#### EXERCISE BRIEF
In the copy, include no images, and repeat each entry precisely as written.

#### Stored entries

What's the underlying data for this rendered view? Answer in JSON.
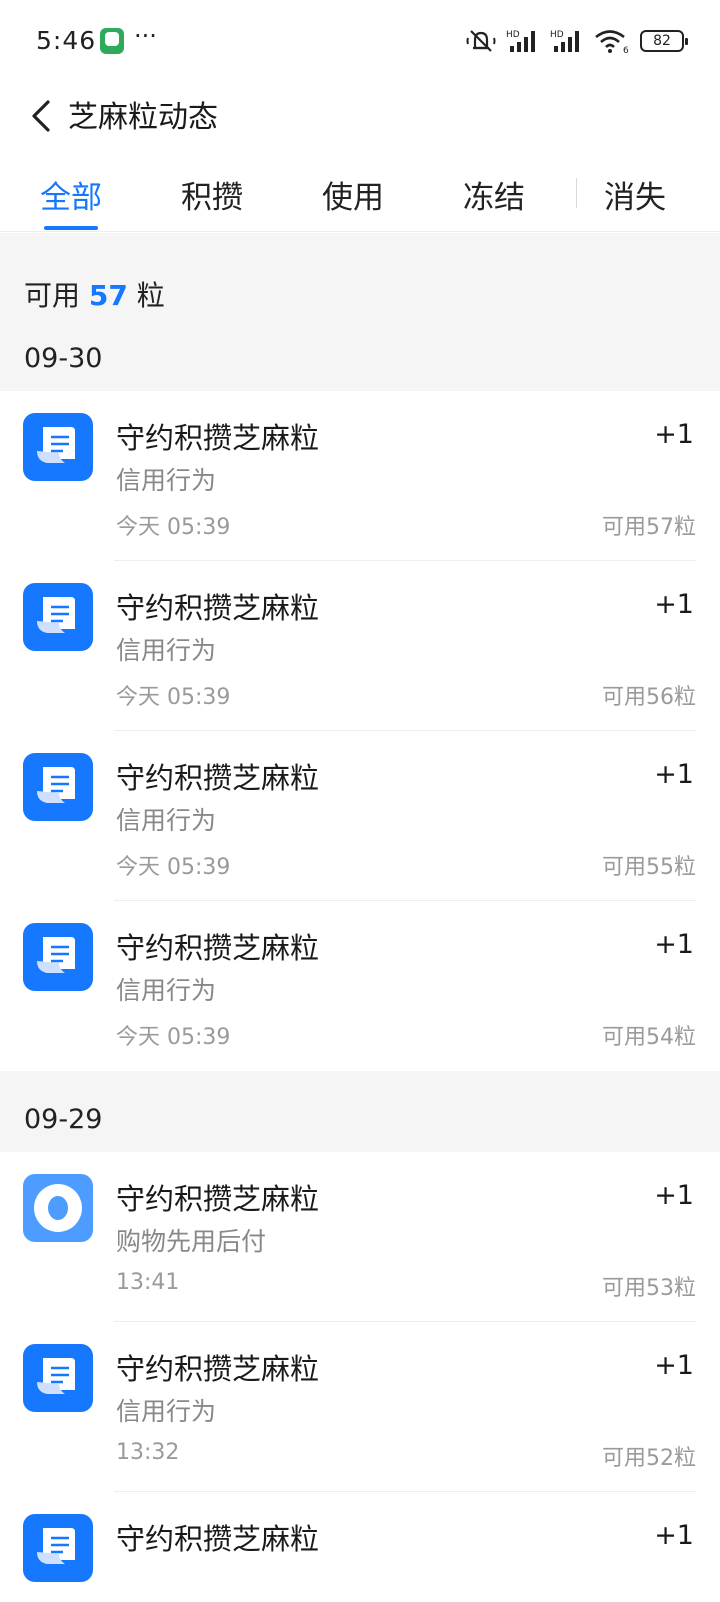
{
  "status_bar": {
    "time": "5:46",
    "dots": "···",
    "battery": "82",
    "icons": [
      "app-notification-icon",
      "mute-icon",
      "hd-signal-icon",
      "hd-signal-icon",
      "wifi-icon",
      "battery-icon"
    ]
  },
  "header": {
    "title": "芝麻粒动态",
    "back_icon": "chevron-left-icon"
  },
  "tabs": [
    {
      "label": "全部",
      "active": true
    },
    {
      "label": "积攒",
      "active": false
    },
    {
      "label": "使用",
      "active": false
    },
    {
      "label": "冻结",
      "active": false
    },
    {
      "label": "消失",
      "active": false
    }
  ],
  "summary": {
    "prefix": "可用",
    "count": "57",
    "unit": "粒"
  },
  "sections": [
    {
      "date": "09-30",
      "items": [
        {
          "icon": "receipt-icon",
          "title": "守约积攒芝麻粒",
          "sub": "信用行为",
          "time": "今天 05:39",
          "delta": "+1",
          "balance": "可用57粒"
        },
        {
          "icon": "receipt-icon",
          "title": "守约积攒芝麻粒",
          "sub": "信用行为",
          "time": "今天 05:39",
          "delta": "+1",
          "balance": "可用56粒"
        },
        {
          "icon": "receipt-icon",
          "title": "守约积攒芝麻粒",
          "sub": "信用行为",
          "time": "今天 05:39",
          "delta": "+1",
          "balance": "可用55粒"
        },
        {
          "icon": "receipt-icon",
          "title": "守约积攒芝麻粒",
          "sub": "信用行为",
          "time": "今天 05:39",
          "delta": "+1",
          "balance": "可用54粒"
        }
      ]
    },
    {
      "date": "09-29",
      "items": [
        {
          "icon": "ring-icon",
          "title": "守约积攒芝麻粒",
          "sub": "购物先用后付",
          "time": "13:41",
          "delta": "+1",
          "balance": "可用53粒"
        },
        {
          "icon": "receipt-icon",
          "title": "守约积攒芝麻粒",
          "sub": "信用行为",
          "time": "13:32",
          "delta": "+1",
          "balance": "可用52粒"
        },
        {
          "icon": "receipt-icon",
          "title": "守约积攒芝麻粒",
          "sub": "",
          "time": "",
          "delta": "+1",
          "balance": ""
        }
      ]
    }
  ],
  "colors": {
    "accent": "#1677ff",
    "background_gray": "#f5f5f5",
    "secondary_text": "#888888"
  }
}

#### WRITTEN SOLUTION
What's the underlying data for this rendered view? Answer in JSON.
{
  "status_bar": {
    "time": "5:46",
    "dots": "···",
    "battery": "82",
    "icons": [
      "app-notification-icon",
      "mute-icon",
      "hd-signal-icon",
      "hd-signal-icon",
      "wifi-icon",
      "battery-icon"
    ]
  },
  "header": {
    "title": "芝麻粒动态",
    "back_icon": "chevron-left-icon"
  },
  "tabs": [
    {
      "label": "全部",
      "active": true
    },
    {
      "label": "积攒",
      "active": false
    },
    {
      "label": "使用",
      "active": false
    },
    {
      "label": "冻结",
      "active": false
    },
    {
      "label": "消失",
      "active": false
    }
  ],
  "summary": {
    "prefix": "可用",
    "count": "57",
    "unit": "粒"
  },
  "sections": [
    {
      "date": "09-30",
      "items": [
        {
          "icon": "receipt-icon",
          "title": "守约积攒芝麻粒",
          "sub": "信用行为",
          "time": "今天 05:39",
          "delta": "+1",
          "balance": "可用57粒"
        },
        {
          "icon": "receipt-icon",
          "title": "守约积攒芝麻粒",
          "sub": "信用行为",
          "time": "今天 05:39",
          "delta": "+1",
          "balance": "可用56粒"
        },
        {
          "icon": "receipt-icon",
          "title": "守约积攒芝麻粒",
          "sub": "信用行为",
          "time": "今天 05:39",
          "delta": "+1",
          "balance": "可用55粒"
        },
        {
          "icon": "receipt-icon",
          "title": "守约积攒芝麻粒",
          "sub": "信用行为",
          "time": "今天 05:39",
          "delta": "+1",
          "balance": "可用54粒"
        }
      ]
    },
    {
      "date": "09-29",
      "items": [
        {
          "icon": "ring-icon",
          "title": "守约积攒芝麻粒",
          "sub": "购物先用后付",
          "time": "13:41",
          "delta": "+1",
          "balance": "可用53粒"
        },
        {
          "icon": "receipt-icon",
          "title": "守约积攒芝麻粒",
          "sub": "信用行为",
          "time": "13:32",
          "delta": "+1",
          "balance": "可用52粒"
        },
        {
          "icon": "receipt-icon",
          "title": "守约积攒芝麻粒",
          "sub": "",
          "time": "",
          "delta": "+1",
          "balance": ""
        }
      ]
    }
  ],
  "colors": {
    "accent": "#1677ff",
    "background_gray": "#f5f5f5",
    "secondary_text": "#888888"
  }
}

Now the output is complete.